Work item: Within the data that follows, how many lines contain the word "status"? Reply with only the number.

Stored records:
◇ ◇ ◇ ◇ ◇

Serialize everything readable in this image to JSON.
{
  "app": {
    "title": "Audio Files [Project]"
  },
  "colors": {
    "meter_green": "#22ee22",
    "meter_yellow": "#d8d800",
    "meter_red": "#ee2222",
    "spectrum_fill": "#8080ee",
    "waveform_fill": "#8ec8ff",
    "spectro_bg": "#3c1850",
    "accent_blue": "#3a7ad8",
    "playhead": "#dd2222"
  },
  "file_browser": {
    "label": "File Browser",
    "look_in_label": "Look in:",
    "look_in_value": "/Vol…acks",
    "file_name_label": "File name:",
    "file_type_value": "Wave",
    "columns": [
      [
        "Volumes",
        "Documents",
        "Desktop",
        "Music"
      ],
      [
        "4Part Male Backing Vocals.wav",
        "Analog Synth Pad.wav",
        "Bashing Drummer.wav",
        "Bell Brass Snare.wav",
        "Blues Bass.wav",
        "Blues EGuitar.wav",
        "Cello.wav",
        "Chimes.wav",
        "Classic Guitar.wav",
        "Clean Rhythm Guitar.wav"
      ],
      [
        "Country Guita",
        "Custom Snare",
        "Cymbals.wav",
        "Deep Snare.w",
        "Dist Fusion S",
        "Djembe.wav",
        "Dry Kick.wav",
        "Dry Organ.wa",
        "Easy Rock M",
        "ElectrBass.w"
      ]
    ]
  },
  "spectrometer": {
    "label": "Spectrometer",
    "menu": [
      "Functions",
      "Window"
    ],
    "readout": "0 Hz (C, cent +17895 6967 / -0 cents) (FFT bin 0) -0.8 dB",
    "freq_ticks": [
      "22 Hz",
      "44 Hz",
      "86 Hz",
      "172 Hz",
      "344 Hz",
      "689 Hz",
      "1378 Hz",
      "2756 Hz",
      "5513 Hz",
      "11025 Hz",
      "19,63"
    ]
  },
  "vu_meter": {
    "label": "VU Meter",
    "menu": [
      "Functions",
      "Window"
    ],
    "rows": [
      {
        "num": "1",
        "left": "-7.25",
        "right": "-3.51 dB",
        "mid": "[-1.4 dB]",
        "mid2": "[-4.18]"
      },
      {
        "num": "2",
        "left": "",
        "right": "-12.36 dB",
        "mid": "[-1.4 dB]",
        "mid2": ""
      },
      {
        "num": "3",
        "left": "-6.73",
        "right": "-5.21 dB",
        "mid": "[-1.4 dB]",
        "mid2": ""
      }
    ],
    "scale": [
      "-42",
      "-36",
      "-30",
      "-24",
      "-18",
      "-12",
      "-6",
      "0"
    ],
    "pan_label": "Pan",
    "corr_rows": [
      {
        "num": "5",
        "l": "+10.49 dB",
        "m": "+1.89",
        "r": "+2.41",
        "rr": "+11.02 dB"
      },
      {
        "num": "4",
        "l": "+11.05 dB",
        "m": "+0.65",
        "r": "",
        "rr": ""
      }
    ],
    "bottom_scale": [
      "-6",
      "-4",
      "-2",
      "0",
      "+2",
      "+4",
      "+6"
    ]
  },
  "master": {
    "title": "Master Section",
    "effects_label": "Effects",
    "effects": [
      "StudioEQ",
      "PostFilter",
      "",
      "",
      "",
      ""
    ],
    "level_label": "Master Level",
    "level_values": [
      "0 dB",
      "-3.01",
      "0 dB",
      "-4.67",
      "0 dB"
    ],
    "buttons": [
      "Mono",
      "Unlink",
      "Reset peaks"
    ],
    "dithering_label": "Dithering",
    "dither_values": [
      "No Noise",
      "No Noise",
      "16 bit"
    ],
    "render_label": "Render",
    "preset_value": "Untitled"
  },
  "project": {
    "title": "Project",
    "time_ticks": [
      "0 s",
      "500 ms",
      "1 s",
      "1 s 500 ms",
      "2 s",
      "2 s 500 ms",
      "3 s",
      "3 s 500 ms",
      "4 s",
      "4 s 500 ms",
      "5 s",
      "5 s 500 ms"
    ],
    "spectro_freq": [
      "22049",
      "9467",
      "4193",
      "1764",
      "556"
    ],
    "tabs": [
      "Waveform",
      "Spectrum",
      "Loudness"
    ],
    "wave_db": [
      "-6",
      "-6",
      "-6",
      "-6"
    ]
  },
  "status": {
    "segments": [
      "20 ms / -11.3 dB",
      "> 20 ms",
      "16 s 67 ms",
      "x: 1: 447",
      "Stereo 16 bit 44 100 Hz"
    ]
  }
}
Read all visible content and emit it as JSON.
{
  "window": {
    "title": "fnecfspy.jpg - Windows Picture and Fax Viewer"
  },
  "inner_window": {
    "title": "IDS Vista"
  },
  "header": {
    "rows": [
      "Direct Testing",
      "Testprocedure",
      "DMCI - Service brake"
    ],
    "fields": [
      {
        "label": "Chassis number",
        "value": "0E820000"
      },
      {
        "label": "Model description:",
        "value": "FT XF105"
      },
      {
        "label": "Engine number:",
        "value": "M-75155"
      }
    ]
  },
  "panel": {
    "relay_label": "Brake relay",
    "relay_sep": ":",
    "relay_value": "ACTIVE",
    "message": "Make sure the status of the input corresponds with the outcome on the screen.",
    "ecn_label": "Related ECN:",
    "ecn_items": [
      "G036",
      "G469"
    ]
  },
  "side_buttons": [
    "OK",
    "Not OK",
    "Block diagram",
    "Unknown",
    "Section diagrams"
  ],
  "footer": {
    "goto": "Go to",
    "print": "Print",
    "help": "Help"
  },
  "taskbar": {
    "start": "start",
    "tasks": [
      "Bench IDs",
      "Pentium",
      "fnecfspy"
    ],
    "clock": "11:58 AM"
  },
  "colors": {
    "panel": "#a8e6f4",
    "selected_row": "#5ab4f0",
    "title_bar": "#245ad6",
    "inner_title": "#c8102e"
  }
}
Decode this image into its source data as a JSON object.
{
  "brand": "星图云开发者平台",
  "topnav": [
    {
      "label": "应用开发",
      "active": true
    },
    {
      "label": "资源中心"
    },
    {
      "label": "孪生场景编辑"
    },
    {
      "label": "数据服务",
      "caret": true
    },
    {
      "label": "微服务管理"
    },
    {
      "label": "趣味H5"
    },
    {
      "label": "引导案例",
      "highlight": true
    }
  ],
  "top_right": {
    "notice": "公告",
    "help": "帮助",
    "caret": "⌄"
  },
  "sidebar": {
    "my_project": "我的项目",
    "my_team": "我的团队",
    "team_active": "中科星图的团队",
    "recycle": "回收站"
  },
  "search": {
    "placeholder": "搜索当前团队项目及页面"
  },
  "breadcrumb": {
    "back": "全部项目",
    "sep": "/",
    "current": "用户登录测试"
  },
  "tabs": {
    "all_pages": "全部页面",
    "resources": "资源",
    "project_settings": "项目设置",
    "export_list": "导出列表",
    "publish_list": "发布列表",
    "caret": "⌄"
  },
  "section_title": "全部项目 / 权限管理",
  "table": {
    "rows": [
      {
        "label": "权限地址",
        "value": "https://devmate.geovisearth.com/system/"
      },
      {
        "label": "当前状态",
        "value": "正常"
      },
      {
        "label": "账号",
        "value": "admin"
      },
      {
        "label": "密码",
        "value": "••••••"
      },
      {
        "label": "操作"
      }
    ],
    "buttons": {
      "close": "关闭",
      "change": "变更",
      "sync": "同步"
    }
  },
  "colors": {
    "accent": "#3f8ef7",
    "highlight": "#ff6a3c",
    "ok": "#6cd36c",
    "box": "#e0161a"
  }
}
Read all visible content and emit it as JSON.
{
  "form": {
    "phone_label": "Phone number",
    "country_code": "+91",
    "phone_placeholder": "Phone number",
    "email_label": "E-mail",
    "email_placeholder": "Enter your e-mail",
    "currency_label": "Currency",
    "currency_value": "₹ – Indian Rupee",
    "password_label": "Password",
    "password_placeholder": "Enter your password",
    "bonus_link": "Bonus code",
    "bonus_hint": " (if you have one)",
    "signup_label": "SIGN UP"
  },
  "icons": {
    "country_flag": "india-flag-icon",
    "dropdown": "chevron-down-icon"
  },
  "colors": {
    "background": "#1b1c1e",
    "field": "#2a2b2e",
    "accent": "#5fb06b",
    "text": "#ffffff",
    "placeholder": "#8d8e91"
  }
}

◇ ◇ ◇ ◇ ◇

Exercise result: 2